Biden says Omicron variant is a 'cause for concern, not a cause for panic'

President Biden delivered an address Monday urging Americans not to "panic" about the new Omicron variant of COVID-19, vowing the United States will "fight and beat" it. 

Biden spoke amid concerns over the new coronavirus variant that was first identified in South Africa. No U.S. cases have been reported, but Biden warned that "sooner or later, we're going to see cases of this new variant here in the United States." The president said his administration will "fight and beat" the Omicron variant, telling Americans, "This variant is a cause for concern, not a cause for panic." 

Much remains unknown about the Omicron variant of COVID-19, including how transmissible it is compared to previous variants, and Biden's COVID-19 team told him in a meeting the variant's threat profile won't be known for about two weeks. 

During his address, Biden again called on Americans to get vaccinated against COVID-19 and get their booster shot when eligible, calling this the "best protection" against the variant, and he said his administration would accelerate the development of updated vaccines in the "hopefully unlikely" event this would be needed to fight the variant. But "we do not yet believe additional measures will be needed," he added. 
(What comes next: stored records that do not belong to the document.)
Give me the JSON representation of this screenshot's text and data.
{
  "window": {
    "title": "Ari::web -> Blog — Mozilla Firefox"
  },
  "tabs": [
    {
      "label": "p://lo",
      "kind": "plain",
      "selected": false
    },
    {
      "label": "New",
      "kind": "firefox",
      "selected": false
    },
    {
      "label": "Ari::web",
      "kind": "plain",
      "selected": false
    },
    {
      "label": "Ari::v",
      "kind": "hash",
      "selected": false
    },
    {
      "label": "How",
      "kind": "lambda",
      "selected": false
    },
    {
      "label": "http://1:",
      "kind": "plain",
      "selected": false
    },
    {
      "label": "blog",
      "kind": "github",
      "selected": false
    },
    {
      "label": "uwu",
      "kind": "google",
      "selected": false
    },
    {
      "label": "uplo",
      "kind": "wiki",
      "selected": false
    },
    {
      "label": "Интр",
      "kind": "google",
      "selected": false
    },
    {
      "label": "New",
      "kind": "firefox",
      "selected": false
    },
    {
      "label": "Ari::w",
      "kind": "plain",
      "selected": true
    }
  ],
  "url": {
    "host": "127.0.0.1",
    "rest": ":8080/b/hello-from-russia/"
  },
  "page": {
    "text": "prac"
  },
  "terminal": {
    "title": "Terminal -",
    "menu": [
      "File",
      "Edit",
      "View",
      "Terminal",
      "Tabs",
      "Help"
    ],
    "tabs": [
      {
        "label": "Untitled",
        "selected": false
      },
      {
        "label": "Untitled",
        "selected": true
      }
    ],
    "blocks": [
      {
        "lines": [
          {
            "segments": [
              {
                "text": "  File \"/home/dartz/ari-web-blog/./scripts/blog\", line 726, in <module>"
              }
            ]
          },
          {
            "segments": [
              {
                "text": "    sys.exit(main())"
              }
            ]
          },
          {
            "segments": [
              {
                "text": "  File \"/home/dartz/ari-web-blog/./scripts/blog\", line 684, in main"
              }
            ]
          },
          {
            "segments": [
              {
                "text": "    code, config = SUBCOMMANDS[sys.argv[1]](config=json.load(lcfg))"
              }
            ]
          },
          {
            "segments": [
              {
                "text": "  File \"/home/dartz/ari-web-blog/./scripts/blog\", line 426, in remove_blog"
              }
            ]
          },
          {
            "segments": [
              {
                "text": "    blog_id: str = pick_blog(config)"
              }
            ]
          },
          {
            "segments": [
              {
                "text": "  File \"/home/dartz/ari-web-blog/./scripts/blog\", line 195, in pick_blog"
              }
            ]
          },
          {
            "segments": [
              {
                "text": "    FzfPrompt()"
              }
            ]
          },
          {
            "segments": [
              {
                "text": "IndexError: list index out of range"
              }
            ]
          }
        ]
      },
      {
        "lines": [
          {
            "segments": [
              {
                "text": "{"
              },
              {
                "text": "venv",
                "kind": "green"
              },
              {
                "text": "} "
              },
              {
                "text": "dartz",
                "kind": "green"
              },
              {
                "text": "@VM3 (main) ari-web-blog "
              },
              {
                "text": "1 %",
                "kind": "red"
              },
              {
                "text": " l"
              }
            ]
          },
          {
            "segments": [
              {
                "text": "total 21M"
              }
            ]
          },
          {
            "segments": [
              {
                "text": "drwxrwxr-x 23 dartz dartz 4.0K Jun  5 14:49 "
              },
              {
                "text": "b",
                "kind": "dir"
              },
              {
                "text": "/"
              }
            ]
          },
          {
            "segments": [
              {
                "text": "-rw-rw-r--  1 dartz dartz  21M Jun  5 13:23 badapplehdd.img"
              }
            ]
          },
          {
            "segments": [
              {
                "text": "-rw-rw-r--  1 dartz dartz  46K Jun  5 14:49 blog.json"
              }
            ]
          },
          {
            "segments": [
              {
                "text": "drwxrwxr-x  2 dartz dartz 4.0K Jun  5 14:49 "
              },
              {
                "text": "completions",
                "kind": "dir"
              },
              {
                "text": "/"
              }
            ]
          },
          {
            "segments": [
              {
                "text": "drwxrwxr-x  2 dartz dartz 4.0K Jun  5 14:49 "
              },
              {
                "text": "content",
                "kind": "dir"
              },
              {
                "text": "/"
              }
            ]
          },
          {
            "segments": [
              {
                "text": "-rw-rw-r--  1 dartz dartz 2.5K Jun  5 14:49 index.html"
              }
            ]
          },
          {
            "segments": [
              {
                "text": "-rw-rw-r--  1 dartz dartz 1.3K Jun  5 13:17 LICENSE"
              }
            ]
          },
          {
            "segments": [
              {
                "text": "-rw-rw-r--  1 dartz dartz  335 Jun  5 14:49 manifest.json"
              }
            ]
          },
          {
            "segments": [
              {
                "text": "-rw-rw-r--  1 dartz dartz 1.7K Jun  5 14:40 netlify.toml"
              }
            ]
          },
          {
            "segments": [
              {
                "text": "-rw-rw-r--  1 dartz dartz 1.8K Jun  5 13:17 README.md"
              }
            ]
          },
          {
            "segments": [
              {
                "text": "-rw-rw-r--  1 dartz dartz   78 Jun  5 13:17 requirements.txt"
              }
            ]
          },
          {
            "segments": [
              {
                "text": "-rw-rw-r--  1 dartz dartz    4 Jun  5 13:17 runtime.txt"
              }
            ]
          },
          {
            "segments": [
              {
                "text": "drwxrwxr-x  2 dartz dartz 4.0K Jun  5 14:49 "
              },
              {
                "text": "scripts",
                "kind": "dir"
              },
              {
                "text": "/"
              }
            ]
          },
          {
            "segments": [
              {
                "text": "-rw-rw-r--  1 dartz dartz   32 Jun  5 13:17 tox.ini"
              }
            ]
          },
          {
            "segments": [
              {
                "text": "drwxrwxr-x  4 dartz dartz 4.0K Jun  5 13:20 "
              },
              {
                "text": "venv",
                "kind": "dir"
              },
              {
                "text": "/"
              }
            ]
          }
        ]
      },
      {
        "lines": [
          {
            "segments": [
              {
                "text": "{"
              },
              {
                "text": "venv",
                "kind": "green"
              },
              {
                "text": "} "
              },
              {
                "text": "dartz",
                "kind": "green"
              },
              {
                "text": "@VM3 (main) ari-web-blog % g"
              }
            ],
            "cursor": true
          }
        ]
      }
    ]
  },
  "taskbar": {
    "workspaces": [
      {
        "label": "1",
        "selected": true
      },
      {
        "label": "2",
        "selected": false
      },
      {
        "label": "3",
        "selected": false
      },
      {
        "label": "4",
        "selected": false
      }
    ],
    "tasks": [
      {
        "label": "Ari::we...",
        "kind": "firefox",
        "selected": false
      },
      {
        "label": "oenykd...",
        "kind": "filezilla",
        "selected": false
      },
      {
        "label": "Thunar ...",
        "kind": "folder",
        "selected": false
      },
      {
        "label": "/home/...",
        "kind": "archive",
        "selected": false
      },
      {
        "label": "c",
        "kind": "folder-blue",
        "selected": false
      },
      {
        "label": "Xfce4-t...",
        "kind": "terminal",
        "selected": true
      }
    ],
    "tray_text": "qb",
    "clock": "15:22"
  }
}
Biden also said he'll unveil a strategy later this week for fighting COVID-19 during the winter, "not with shutdowns or lockdowns, but with more widespread vaccinations, boosters, testing, and more." He told reporters lockdowns are off the table "for now" because "if people are vaccinated and wear their masks, there's no need for it."